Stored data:
◇ ◇ ◇

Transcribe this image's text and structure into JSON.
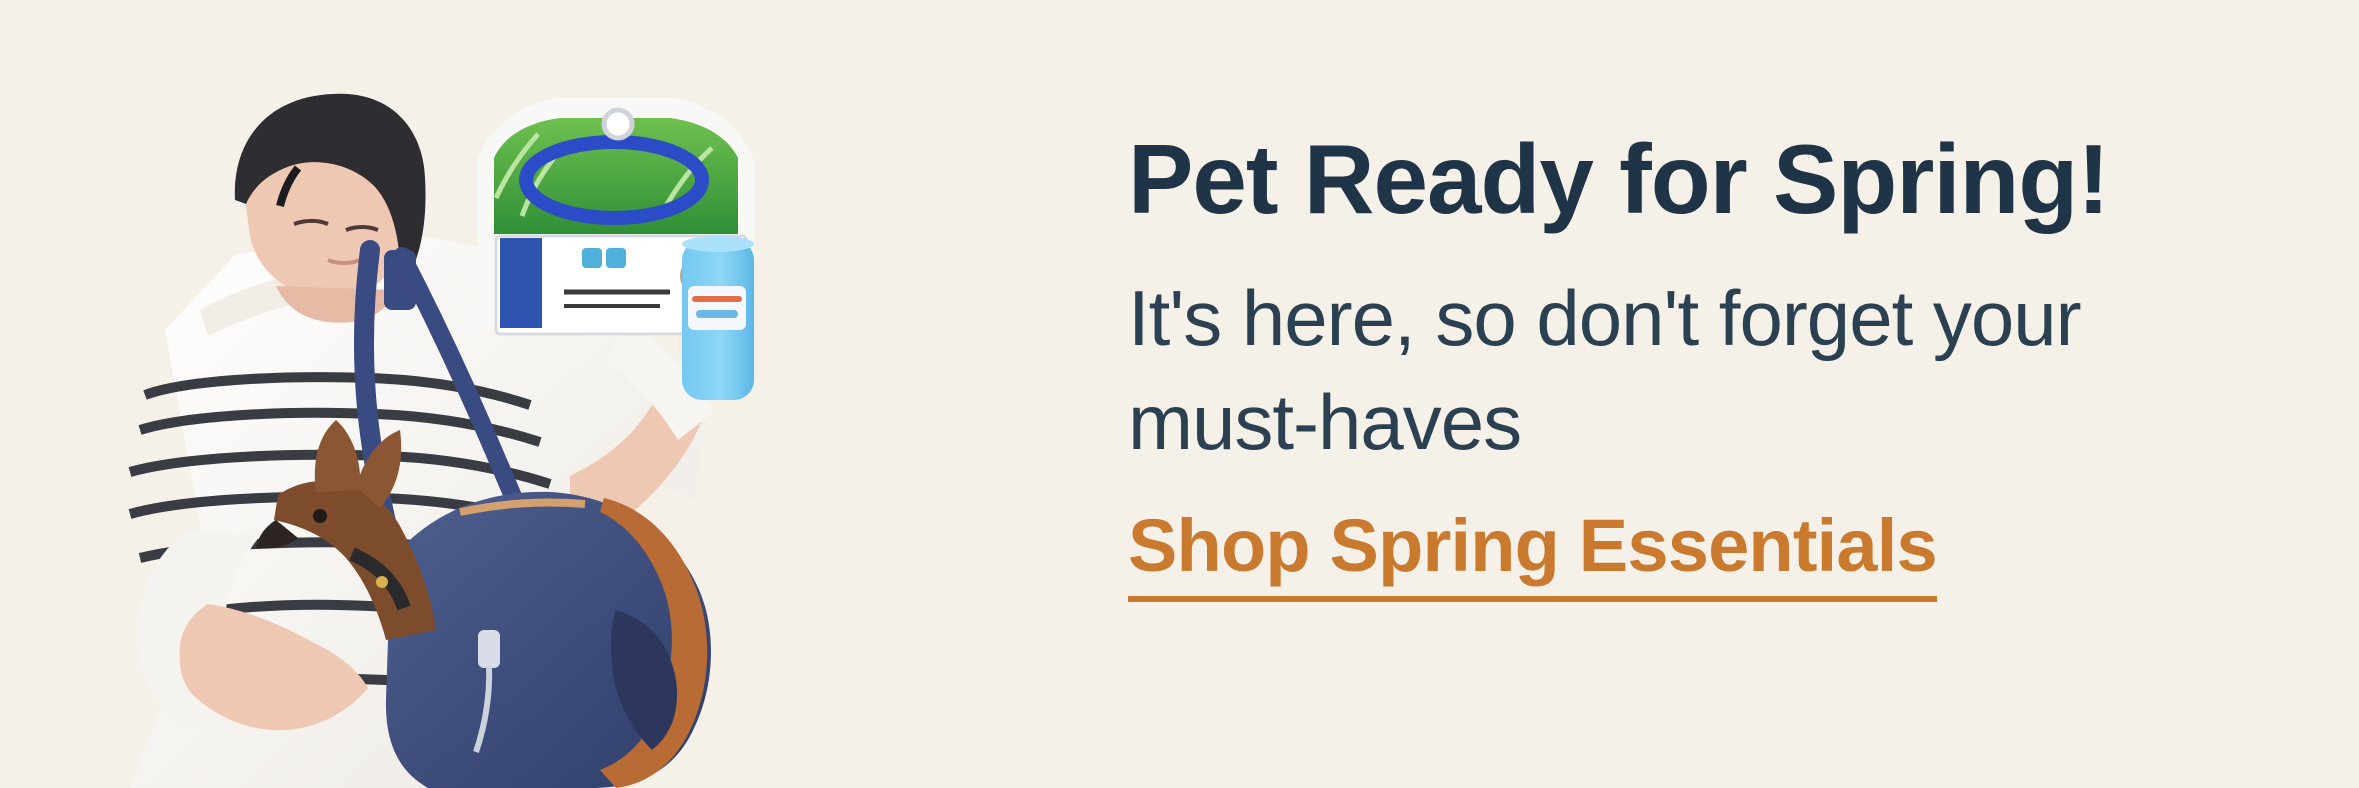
{
  "banner": {
    "headline": "Pet Ready for Spring!",
    "subheadline": "It's here, so don't forget your must-haves",
    "cta_label": "Shop Spring Essentials",
    "colors": {
      "background": "#f5f1e8",
      "headline": "#1f3446",
      "body": "#2b4152",
      "accent": "#c97a2f"
    }
  }
}
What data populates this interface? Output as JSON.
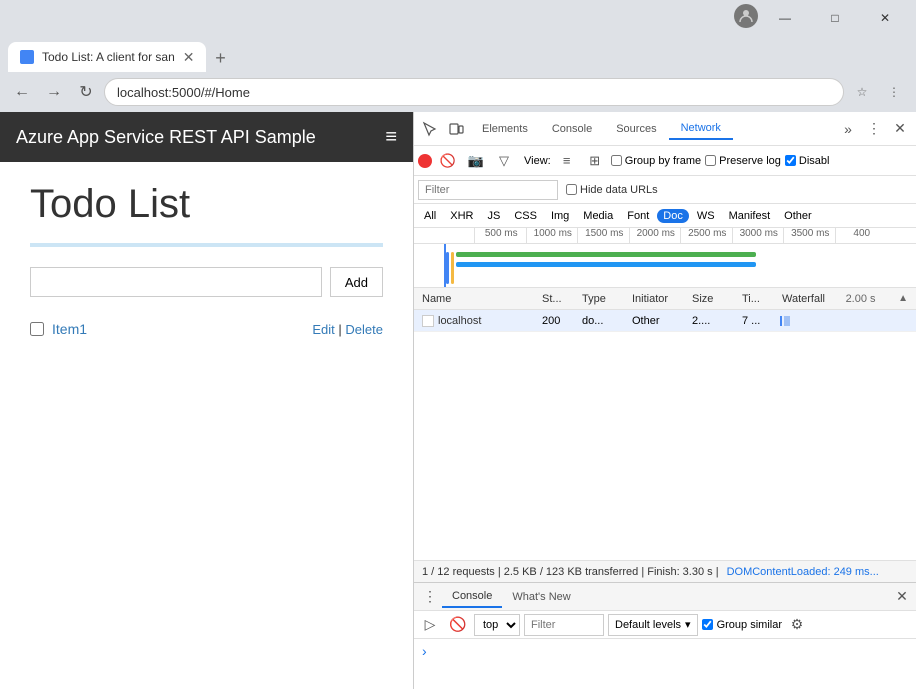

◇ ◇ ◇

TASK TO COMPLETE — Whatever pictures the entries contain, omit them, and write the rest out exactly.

RESPONSE AREA —
Transcribe this image's text and structure into JSON.
{
  "banner": {
    "headline": "Pet Ready for Spring!",
    "subheadline": "It's here, so don't forget your must-haves",
    "cta_label": "Shop Spring Essentials",
    "colors": {
      "background": "#f5f1e8",
      "headline": "#1f3446",
      "body": "#2b4152",
      "accent": "#c97a2f"
    }
  }
}
What data populates this interface? Output as JSON.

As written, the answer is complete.